At Roslyn High School on Long Island where the first 47 iPads were handed out to students several weeks ago, the school district apparently aims to provide iPads to all 1,100 students, according to the New York Times.
“It allows us to extend the classroom beyond these four walls,” noted English teach Larry Reiff, who “posts all his course materials online.”
More and more schools are embracing this new technology as “the latest tool to teach Kafka in multimedia, history through ‘Jeopardy’-like games, and math with step-by-step animation of complex problems.” The goal in many cases is for iPads to replace textbooks. While it’s fine to embrace technology as a teaching tool, there are some aspects of this decision that defy logic.
Despite the fact that computers and laptops in schools made no appreciable difference in students’ test scores, cash strapped school districts appear to have no problem providing $750 iPads to kids, before any research has indicated that they are useful.
“There is very little evidence that kids learn more, faster or better by using these machines,” said Larry Cuban, professor emeritus of education at Stanford University, adding that he believes the money could be spent more wisely to “recruit, train and retain teachers.” Noting that iPads are marvelous tools to engage kids, he added that when the novelty wears off, “you get into hard-core issues of teaching and learning.”
Not to worry.
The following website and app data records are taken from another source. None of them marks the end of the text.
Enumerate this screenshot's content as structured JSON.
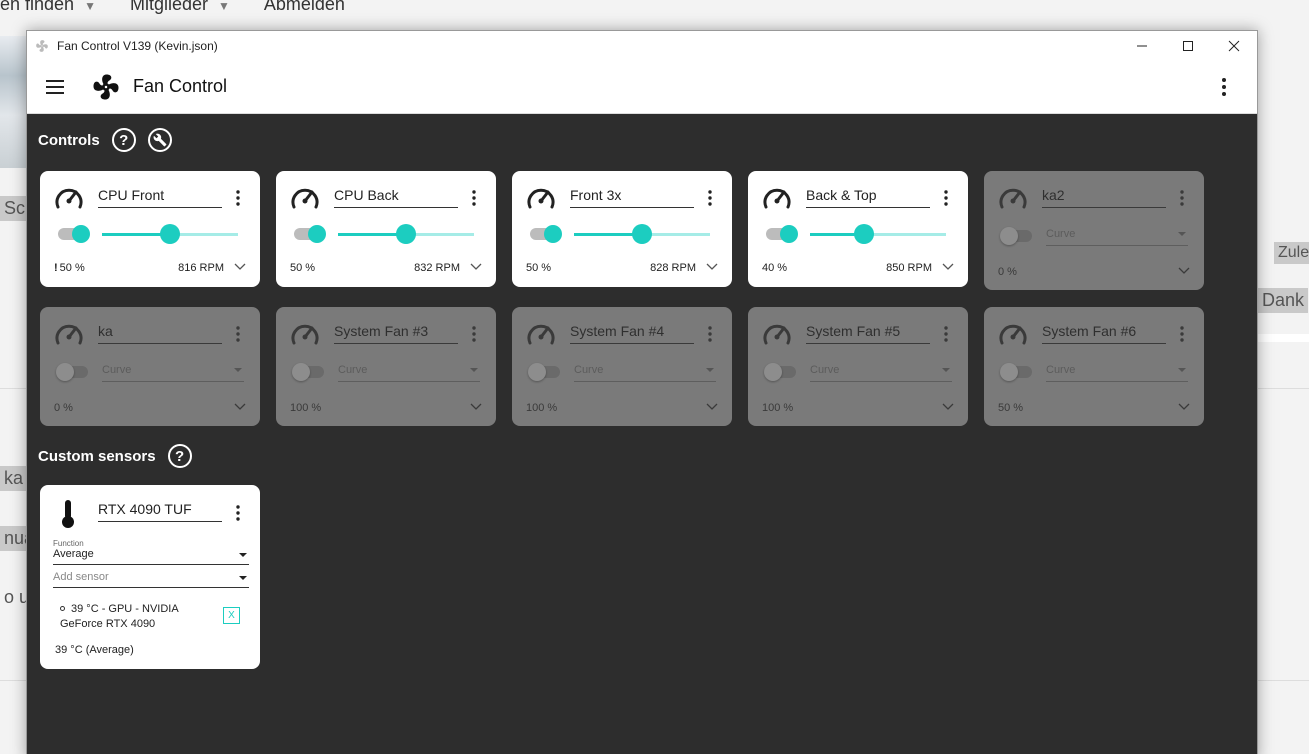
{
  "background": {
    "nav": [
      "en finden",
      "Mitglieder",
      "Abmelden"
    ],
    "labels": [
      "Scre",
      "Zulet",
      "Dank",
      "ka",
      "nua",
      "o un"
    ]
  },
  "window": {
    "title": "Fan Control V139 (Kevin.json)",
    "app_title": "Fan Control"
  },
  "controls": {
    "heading": "Controls",
    "help_glyph": "?",
    "cards": [
      {
        "name": "CPU Front",
        "enabled": true,
        "warn": "!",
        "percent": "50 %",
        "rpm": "816 RPM",
        "level": 0.5
      },
      {
        "name": "CPU Back",
        "enabled": true,
        "warn": "",
        "percent": "50 %",
        "rpm": "832 RPM",
        "level": 0.5
      },
      {
        "name": "Front 3x",
        "enabled": true,
        "warn": "",
        "percent": "50 %",
        "rpm": "828 RPM",
        "level": 0.5
      },
      {
        "name": "Back & Top",
        "enabled": true,
        "warn": "",
        "percent": "40 %",
        "rpm": "850 RPM",
        "level": 0.4
      },
      {
        "name": "ka2",
        "enabled": false,
        "curve": "Curve",
        "percent": "0 %"
      },
      {
        "name": "ka",
        "enabled": false,
        "curve": "Curve",
        "percent": "0 %"
      },
      {
        "name": "System Fan #3",
        "enabled": false,
        "curve": "Curve",
        "percent": "100 %"
      },
      {
        "name": "System Fan #4",
        "enabled": false,
        "curve": "Curve",
        "percent": "100 %"
      },
      {
        "name": "System Fan #5",
        "enabled": false,
        "curve": "Curve",
        "percent": "100 %"
      },
      {
        "name": "System Fan #6",
        "enabled": false,
        "curve": "Curve",
        "percent": "50 %"
      }
    ]
  },
  "custom_sensors": {
    "heading": "Custom sensors",
    "help_glyph": "?",
    "card": {
      "name": "RTX 4090 TUF",
      "function_label": "Function",
      "function_value": "Average",
      "add_sensor_placeholder": "Add sensor",
      "entry_line1": "39 °C - GPU - NVIDIA",
      "entry_line2": "GeForce RTX 4090",
      "remove_label": "X",
      "result": "39 °C (Average)"
    }
  },
  "colors": {
    "accent": "#1ccdc0",
    "accent_light": "#a5ece7",
    "panel_bg": "#2d2d2d",
    "card_disabled": "#7a7a7a"
  }
}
The New York Public School system has ordered more than 2,000 iPads, for $1.3 million; 300 went to Kingsbridge International High School in the Bronx, or enough for all 23 teachers and half of the students to use at the same time.”
IPad teaching tools – er – toys have even caught on in a Scottsdale, AZ kindergarten where the principal noted that “of all the devices out there, the iPad has the most star power with kids.”
Deborah Lambert writes the Squeaky Chalk column for Accuracy in Academia.